BEGIN

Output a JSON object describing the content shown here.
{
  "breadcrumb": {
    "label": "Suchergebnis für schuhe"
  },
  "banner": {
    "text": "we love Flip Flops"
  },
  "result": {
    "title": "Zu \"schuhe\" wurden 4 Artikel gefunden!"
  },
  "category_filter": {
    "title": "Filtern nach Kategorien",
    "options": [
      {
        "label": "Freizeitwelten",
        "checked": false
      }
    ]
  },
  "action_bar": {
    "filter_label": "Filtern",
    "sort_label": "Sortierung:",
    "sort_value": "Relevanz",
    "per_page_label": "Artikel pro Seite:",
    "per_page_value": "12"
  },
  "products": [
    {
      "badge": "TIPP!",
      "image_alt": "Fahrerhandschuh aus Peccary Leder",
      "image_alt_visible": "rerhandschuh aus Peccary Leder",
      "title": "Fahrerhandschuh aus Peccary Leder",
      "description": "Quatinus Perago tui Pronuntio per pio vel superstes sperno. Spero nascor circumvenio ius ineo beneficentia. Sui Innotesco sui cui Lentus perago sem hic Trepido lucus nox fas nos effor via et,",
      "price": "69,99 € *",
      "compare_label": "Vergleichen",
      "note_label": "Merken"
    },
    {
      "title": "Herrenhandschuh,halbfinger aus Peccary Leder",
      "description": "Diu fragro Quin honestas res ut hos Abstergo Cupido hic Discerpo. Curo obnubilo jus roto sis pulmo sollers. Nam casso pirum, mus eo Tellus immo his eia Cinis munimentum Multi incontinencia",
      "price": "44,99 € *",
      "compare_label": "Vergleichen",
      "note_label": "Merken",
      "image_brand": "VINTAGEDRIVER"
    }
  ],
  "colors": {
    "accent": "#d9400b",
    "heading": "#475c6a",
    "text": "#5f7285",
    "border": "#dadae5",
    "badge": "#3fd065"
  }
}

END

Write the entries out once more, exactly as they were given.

Output a JSON object describing the content shown here.
{
  "breadcrumb": {
    "label": "Suchergebnis für schuhe"
  },
  "banner": {
    "text": "we love Flip Flops"
  },
  "result": {
    "title": "Zu \"schuhe\" wurden 4 Artikel gefunden!"
  },
  "category_filter": {
    "title": "Filtern nach Kategorien",
    "options": [
      {
        "label": "Freizeitwelten",
        "checked": false
      }
    ]
  },
  "action_bar": {
    "filter_label": "Filtern",
    "sort_label": "Sortierung:",
    "sort_value": "Relevanz",
    "per_page_label": "Artikel pro Seite:",
    "per_page_value": "12"
  },
  "products": [
    {
      "badge": "TIPP!",
      "image_alt": "Fahrerhandschuh aus Peccary Leder",
      "image_alt_visible": "rerhandschuh aus Peccary Leder",
      "title": "Fahrerhandschuh aus Peccary Leder",
      "description": "Quatinus Perago tui Pronuntio per pio vel superstes sperno. Spero nascor circumvenio ius ineo beneficentia. Sui Innotesco sui cui Lentus perago sem hic Trepido lucus nox fas nos effor via et,",
      "price": "69,99 € *",
      "compare_label": "Vergleichen",
      "note_label": "Merken"
    },
    {
      "title": "Herrenhandschuh,halbfinger aus Peccary Leder",
      "description": "Diu fragro Quin honestas res ut hos Abstergo Cupido hic Discerpo. Curo obnubilo jus roto sis pulmo sollers. Nam casso pirum, mus eo Tellus immo his eia Cinis munimentum Multi incontinencia",
      "price": "44,99 € *",
      "compare_label": "Vergleichen",
      "note_label": "Merken",
      "image_brand": "VINTAGEDRIVER"
    }
  ],
  "colors": {
    "accent": "#d9400b",
    "heading": "#475c6a",
    "text": "#5f7285",
    "border": "#dadae5",
    "badge": "#3fd065"
  }
}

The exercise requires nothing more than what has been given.